  • District 4 (light blue in northwest corner, Councilman Daniel “Doc” Satterlee)-2 preliminary plat with 218 lots;
  • District 5 (blue in northeast corner, Councilman Dempsey Lambert)-5 preliminary plats with 359;
  • District 6 (brown, northeast corner, Councilman Randy Clouatre)-1 preliminary plat with 45;
  • District 7 (yellow, Councilman Chris Loar, then Aaron Lawler beginning in 2016)-5 preliminary plats with 557 lots;
  • District 8 (orange, western edge of map, Councilwoman Teri Casso)-3 preliminary plats with 438 lots;
  • District 9 (purple, Councilman Todd Lambert)-1 preliminary plat with 316 lots;
  • District 10 (gray, center of map, Councilman Bryan Melancon followed by John Cagnolatti in 2016); no preliminary plats;
  • District 11 (pink, Councilman Benny Johnson)-3 preliminary plats with 302 lots.

From August 2016 to the present:

  • District 2 (Councilman Joel Robert since January 2020)-2 preliminary plats with 90 lots;
  • District 3 (Turner)-2 preliminary plats with 221 lots;
  • District 4 (Councilman Corey Orgeron since January 2020)-1 preliminary plat (the ultra-controversial Antebellum Pointe/Delaune Estates) with 237 lots;
  • District 5-(Lambert)-3 preliminary plats with 187 lots;
  • District 6 (Councilman Chase Melancon since January 2020)-no preliminary plats;
  • District 7 (Lawler)-5 preliminary plats with 406 lots;
  • District 8 (Casso)-5 preliminary plats with 221 lots;
  • District 9 (Councilman Dal Waguespack since January 2020)-1 preliminary plat (Windermere Crossing) with 103 lots;
  • District 10 (Cagnolatti)-no preliminary plats;
  • District 11 (Councilman Michael Mason since January 2020)-6 preliminary plats (both approved prior to Mason’s inauguration) with 393 lots.

Two councilmen, Travis Turner and John Cagnolatti, represent districts including approximately half of the City of Gonzales where development is running rampant (the city’s population increased by 25% since the last census.  Those new subdivisions are not reflected herein.

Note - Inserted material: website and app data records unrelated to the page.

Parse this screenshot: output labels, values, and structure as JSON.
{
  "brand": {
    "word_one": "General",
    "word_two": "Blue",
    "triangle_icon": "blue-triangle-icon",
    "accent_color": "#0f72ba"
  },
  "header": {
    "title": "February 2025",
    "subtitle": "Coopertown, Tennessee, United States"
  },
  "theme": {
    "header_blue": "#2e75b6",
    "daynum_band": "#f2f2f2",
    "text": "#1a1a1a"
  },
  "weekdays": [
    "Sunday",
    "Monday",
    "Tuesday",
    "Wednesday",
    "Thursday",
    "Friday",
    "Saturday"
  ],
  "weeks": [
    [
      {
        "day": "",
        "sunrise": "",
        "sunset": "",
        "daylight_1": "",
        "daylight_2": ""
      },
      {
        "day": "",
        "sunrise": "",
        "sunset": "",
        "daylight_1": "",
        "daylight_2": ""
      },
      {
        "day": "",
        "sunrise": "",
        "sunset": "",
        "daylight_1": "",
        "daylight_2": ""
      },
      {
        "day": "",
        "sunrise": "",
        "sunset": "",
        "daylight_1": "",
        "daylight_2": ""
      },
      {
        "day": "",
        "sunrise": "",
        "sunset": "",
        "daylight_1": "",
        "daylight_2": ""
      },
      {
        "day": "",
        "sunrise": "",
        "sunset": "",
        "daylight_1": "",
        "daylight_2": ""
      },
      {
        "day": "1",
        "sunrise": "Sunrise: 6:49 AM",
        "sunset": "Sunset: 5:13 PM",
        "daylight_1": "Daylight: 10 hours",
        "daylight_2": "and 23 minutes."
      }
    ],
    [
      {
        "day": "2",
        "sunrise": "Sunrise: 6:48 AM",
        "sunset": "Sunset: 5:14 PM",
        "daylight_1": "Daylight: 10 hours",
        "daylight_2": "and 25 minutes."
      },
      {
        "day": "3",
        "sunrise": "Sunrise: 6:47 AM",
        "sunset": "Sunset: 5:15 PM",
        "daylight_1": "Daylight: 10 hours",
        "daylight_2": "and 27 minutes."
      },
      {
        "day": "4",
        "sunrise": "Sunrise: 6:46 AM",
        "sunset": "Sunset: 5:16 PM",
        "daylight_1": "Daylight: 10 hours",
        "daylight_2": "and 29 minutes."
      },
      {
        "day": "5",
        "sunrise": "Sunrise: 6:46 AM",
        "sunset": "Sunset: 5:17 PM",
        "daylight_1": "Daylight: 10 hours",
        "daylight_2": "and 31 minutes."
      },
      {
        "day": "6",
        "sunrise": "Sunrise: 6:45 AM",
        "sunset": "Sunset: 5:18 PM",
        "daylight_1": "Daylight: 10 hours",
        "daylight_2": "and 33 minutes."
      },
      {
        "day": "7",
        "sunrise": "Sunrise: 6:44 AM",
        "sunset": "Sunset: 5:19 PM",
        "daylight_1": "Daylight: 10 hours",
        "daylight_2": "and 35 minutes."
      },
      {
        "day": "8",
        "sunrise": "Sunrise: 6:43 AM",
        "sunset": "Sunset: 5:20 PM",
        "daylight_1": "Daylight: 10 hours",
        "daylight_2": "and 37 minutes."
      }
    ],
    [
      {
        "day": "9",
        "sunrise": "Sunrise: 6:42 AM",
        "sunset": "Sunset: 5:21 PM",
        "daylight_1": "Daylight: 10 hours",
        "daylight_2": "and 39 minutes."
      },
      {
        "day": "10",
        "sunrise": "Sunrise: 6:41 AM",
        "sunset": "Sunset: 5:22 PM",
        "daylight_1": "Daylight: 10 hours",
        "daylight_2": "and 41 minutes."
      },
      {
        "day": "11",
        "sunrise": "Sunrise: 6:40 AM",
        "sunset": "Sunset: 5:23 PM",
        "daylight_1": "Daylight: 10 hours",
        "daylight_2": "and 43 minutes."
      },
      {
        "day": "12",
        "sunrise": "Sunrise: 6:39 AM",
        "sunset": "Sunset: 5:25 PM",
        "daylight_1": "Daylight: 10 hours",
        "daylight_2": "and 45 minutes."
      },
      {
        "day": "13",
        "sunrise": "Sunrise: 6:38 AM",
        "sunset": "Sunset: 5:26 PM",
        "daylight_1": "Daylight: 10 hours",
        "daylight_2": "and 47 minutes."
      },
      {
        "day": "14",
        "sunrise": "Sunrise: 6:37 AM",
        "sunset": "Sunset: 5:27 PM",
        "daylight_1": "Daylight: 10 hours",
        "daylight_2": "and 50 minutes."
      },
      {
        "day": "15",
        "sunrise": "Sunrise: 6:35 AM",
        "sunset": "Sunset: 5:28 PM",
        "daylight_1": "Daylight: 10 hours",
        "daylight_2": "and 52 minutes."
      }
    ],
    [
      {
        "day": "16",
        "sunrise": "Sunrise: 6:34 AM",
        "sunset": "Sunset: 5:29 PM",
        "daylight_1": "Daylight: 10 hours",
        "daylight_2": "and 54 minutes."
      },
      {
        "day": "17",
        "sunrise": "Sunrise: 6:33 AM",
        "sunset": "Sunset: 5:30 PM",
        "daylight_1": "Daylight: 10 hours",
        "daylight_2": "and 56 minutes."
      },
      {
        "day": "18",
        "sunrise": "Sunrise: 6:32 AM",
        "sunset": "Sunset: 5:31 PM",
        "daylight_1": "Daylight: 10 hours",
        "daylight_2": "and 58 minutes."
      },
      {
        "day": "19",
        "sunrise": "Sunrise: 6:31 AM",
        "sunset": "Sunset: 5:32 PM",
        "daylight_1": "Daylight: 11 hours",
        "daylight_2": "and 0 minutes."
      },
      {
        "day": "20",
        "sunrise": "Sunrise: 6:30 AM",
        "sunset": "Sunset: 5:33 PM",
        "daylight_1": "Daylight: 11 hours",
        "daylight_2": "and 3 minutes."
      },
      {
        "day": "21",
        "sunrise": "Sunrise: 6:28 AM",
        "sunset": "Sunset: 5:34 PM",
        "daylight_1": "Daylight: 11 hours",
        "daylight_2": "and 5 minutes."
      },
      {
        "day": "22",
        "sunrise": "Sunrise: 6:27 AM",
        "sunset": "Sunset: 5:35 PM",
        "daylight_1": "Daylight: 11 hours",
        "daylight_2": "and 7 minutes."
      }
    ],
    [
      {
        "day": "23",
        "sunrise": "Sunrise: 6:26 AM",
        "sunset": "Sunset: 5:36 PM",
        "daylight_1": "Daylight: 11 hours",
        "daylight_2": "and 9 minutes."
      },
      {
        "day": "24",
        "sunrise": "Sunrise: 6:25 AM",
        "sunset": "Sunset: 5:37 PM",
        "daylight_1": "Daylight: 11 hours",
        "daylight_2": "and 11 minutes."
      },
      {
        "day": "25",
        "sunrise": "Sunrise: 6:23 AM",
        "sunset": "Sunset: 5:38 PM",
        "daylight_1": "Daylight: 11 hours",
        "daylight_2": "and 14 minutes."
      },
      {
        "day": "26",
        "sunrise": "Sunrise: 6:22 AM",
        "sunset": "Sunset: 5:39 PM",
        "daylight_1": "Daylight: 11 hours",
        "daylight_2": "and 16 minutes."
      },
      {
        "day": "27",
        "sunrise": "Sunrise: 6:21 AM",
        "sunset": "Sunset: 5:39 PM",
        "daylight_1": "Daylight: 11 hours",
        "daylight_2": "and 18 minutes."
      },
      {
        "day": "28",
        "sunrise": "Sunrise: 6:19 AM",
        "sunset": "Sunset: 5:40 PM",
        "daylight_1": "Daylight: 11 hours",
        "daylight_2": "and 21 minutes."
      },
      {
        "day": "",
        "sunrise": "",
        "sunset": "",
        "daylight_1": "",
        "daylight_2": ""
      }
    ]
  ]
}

When the current moratorium is lifted, what areas of the parish will be targeted by the development community?  How much more Medium Intensity (RM)-zoned acreage is left?